“We will always invite (EPA) to spend money in our state on compliance assurance,” Kenney said. “It’s money that New Mexico doesn’t have to spend.”
But he reiterated that the EPA should collect penalties as well as require companies to meet Clean Air Act or state permitting requirements.
“Enforcement is not complicated,” he said. “It seems bureaucratically complicated, but there are bureaucrats whose job it is to enforce the Clean Air Act.”

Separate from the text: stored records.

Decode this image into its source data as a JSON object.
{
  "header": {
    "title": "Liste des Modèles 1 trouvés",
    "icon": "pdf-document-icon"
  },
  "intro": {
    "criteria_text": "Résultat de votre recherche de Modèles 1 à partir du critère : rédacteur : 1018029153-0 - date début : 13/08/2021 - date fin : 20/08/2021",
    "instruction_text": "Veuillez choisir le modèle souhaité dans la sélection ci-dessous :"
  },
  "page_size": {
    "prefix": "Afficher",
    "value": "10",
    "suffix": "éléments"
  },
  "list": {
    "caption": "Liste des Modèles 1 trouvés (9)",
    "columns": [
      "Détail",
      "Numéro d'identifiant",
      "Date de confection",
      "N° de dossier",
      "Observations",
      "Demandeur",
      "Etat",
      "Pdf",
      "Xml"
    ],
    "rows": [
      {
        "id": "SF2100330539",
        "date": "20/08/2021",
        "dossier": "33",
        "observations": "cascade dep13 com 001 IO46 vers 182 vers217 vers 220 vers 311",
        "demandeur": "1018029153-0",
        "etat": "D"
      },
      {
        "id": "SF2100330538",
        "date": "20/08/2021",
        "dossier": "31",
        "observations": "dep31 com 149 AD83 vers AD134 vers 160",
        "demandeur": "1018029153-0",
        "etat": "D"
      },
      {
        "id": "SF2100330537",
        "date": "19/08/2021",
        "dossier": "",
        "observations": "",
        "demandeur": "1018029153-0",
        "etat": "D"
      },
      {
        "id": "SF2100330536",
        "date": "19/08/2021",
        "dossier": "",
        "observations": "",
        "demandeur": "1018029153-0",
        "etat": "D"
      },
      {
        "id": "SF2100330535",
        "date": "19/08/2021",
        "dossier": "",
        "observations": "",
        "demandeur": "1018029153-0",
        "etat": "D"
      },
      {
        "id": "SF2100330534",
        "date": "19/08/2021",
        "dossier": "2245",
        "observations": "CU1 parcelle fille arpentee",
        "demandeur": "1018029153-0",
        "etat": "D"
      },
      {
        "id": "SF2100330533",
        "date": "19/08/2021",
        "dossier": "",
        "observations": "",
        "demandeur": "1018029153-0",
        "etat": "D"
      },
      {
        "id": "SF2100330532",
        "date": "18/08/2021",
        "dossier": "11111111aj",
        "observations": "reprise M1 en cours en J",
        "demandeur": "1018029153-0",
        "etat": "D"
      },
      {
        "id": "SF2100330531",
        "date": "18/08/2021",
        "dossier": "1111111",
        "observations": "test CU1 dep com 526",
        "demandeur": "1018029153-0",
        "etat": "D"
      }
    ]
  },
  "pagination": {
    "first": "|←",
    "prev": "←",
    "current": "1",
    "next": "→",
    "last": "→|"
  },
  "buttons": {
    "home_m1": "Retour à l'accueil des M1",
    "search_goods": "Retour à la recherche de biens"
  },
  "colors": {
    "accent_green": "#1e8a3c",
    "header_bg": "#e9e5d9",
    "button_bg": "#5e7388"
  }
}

There should be plenty of new opportunities for the bureaucrats. Speaking at the state legislative committee meeting, Kenney said that EPA provided his office with early results from the 2022 overflights in the Permian Basin: approximately 13% of all flares they looked at were either unlit or improperly lit and venting methane, and 18% of tanks had gaseous leaks of some sort.
The Four Corners’ notorious claim to fossil fuel fame is a methane “hot spot” — a massive bloom of the heat-trapping gas fed largely by natural gas production in the area.
The Permian Basin isn’t the only oil and gas producing location in New Mexico, and the EPA’s 2020 flight program flew over the smaller San Juan Basin in the Four Corners region in the northwest of the state. The agency found 244 sites with leaking equipment, and it cited 54 of them in its July violation notices. But the region wasn’t included in this year’s flights.
“I would say that’s unacceptable,” Mike Eisenfeld said. He’s the energy and climate program manager at the San Juan Citizens Alliance.
“This history in places like the Four Corners is grim,” he said. For years, environmental groups in the region have demanded more stringent oversight of the area’s energy extraction industries — uranium, coal, oil and gas. Without monitoring and oversight, “How do you hold companies responsible for not polluting?”
The region’s notorious claim to fossil fuel fame is a methane “hot spot” — a massive bloom of the heat-trapping gas that hovers over the San Juan Basin, fed largely by natural gas production in the area. Three different EPA regional offices share parts of the Four Corners, and the institutional churn, coupled with a lack of attention, enrages Eisenfeld, who has worked on environmental issues in the area for years.
“I was on a call a couple of weeks ago where [the EPA] wanted us to explain environmental justice to them. It’s fucking pathetic,” he said. “I’m tired of getting strung along by all these agencies.”